* _What you are asked to do_:
Repeat every entry exactly. Leave nothing out.

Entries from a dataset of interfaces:
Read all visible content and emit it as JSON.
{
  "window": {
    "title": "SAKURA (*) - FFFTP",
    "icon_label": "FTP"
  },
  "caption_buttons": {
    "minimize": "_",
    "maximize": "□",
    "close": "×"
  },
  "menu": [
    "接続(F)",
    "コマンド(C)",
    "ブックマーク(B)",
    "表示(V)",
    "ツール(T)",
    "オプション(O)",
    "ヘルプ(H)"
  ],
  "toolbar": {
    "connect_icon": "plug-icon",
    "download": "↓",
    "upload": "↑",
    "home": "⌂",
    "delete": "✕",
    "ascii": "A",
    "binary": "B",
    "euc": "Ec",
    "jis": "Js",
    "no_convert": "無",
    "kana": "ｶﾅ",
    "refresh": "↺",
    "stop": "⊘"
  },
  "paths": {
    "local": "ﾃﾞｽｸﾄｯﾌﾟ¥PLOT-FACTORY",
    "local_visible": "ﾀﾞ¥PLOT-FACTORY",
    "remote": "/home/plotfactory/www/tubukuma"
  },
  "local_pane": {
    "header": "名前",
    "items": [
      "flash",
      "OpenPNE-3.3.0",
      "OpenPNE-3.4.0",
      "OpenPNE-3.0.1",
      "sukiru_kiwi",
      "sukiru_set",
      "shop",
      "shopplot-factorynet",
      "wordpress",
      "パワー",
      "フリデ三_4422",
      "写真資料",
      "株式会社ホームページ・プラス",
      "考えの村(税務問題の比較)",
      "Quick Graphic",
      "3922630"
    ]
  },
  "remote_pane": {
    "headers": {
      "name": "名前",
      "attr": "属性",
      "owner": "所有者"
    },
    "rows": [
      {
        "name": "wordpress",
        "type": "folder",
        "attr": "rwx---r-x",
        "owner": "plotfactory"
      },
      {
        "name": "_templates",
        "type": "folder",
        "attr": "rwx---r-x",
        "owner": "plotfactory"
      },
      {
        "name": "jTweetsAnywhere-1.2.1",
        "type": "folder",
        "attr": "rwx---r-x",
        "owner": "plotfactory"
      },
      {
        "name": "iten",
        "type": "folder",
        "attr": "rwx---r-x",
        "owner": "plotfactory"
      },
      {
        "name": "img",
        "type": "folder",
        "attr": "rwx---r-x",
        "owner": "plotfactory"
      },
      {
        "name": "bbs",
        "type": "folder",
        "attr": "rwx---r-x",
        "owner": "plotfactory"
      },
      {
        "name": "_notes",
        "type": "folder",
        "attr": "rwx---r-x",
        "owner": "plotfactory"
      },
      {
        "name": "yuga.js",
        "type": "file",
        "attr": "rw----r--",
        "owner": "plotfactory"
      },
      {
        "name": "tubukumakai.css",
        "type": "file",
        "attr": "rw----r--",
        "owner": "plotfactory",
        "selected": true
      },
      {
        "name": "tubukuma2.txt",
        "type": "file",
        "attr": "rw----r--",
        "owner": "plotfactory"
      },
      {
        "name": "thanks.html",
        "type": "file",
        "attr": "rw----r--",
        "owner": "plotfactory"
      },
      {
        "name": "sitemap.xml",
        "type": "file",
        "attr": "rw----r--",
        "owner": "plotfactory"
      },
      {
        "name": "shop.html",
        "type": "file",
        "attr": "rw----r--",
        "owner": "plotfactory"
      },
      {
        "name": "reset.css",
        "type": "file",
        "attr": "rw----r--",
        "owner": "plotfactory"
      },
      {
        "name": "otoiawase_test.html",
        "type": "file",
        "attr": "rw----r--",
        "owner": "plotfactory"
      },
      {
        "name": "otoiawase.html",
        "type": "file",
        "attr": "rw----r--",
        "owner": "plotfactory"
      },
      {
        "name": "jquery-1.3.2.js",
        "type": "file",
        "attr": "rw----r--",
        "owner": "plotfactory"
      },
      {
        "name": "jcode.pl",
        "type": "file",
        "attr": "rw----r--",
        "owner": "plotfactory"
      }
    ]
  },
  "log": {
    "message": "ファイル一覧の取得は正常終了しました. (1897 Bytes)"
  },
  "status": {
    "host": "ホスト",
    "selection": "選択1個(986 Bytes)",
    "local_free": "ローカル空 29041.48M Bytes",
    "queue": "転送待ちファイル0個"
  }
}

* _Task response_:
Read all visible content and emit it as JSON.
{
  "window": {
    "title": "SAKURA (*) - FFFTP",
    "icon_label": "FTP"
  },
  "caption_buttons": {
    "minimize": "_",
    "maximize": "□",
    "close": "×"
  },
  "menu": [
    "接続(F)",
    "コマンド(C)",
    "ブックマーク(B)",
    "表示(V)",
    "ツール(T)",
    "オプション(O)",
    "ヘルプ(H)"
  ],
  "toolbar": {
    "connect_icon": "plug-icon",
    "download": "↓",
    "upload": "↑",
    "home": "⌂",
    "delete": "✕",
    "ascii": "A",
    "binary": "B",
    "euc": "Ec",
    "jis": "Js",
    "no_convert": "無",
    "kana": "ｶﾅ",
    "refresh": "↺",
    "stop": "⊘"
  },
  "paths": {
    "local": "ﾃﾞｽｸﾄｯﾌﾟ¥PLOT-FACTORY",
    "local_visible": "ﾀﾞ¥PLOT-FACTORY",
    "remote": "/home/plotfactory/www/tubukuma"
  },
  "local_pane": {
    "header": "名前",
    "items": [
      "flash",
      "OpenPNE-3.3.0",
      "OpenPNE-3.4.0",
      "OpenPNE-3.0.1",
      "sukiru_kiwi",
      "sukiru_set",
      "shop",
      "shopplot-factorynet",
      "wordpress",
      "パワー",
      "フリデ三_4422",
      "写真資料",
      "株式会社ホームページ・プラス",
      "考えの村(税務問題の比較)",
      "Quick Graphic",
      "3922630"
    ]
  },
  "remote_pane": {
    "headers": {
      "name": "名前",
      "attr": "属性",
      "owner": "所有者"
    },
    "rows": [
      {
        "name": "wordpress",
        "type": "folder",
        "attr": "rwx---r-x",
        "owner": "plotfactory"
      },
      {
        "name": "_templates",
        "type": "folder",
        "attr": "rwx---r-x",
        "owner": "plotfactory"
      },
      {
        "name": "jTweetsAnywhere-1.2.1",
        "type": "folder",
        "attr": "rwx---r-x",
        "owner": "plotfactory"
      },
      {
        "name": "iten",
        "type": "folder",
        "attr": "rwx---r-x",
        "owner": "plotfactory"
      },
      {
        "name": "img",
        "type": "folder",
        "attr": "rwx---r-x",
        "owner": "plotfactory"
      },
      {
        "name": "bbs",
        "type": "folder",
        "attr": "rwx---r-x",
        "owner": "plotfactory"
      },
      {
        "name": "_notes",
        "type": "folder",
        "attr": "rwx---r-x",
        "owner": "plotfactory"
      },
      {
        "name": "yuga.js",
        "type": "file",
        "attr": "rw----r--",
        "owner": "plotfactory"
      },
      {
        "name": "tubukumakai.css",
        "type": "file",
        "attr": "rw----r--",
        "owner": "plotfactory",
        "selected": true
      },
      {
        "name": "tubukuma2.txt",
        "type": "file",
        "attr": "rw----r--",
        "owner": "plotfactory"
      },
      {
        "name": "thanks.html",
        "type": "file",
        "attr": "rw----r--",
        "owner": "plotfactory"
      },
      {
        "name": "sitemap.xml",
        "type": "file",
        "attr": "rw----r--",
        "owner": "plotfactory"
      },
      {
        "name": "shop.html",
        "type": "file",
        "attr": "rw----r--",
        "owner": "plotfactory"
      },
      {
        "name": "reset.css",
        "type": "file",
        "attr": "rw----r--",
        "owner": "plotfactory"
      },
      {
        "name": "otoiawase_test.html",
        "type": "file",
        "attr": "rw----r--",
        "owner": "plotfactory"
      },
      {
        "name": "otoiawase.html",
        "type": "file",
        "attr": "rw----r--",
        "owner": "plotfactory"
      },
      {
        "name": "jquery-1.3.2.js",
        "type": "file",
        "attr": "rw----r--",
        "owner": "plotfactory"
      },
      {
        "name": "jcode.pl",
        "type": "file",
        "attr": "rw----r--",
        "owner": "plotfactory"
      }
    ]
  },
  "log": {
    "message": "ファイル一覧の取得は正常終了しました. (1897 Bytes)"
  },
  "status": {
    "host": "ホスト",
    "selection": "選択1個(986 Bytes)",
    "local_free": "ローカル空 29041.48M Bytes",
    "queue": "転送待ちファイル0個"
  }
}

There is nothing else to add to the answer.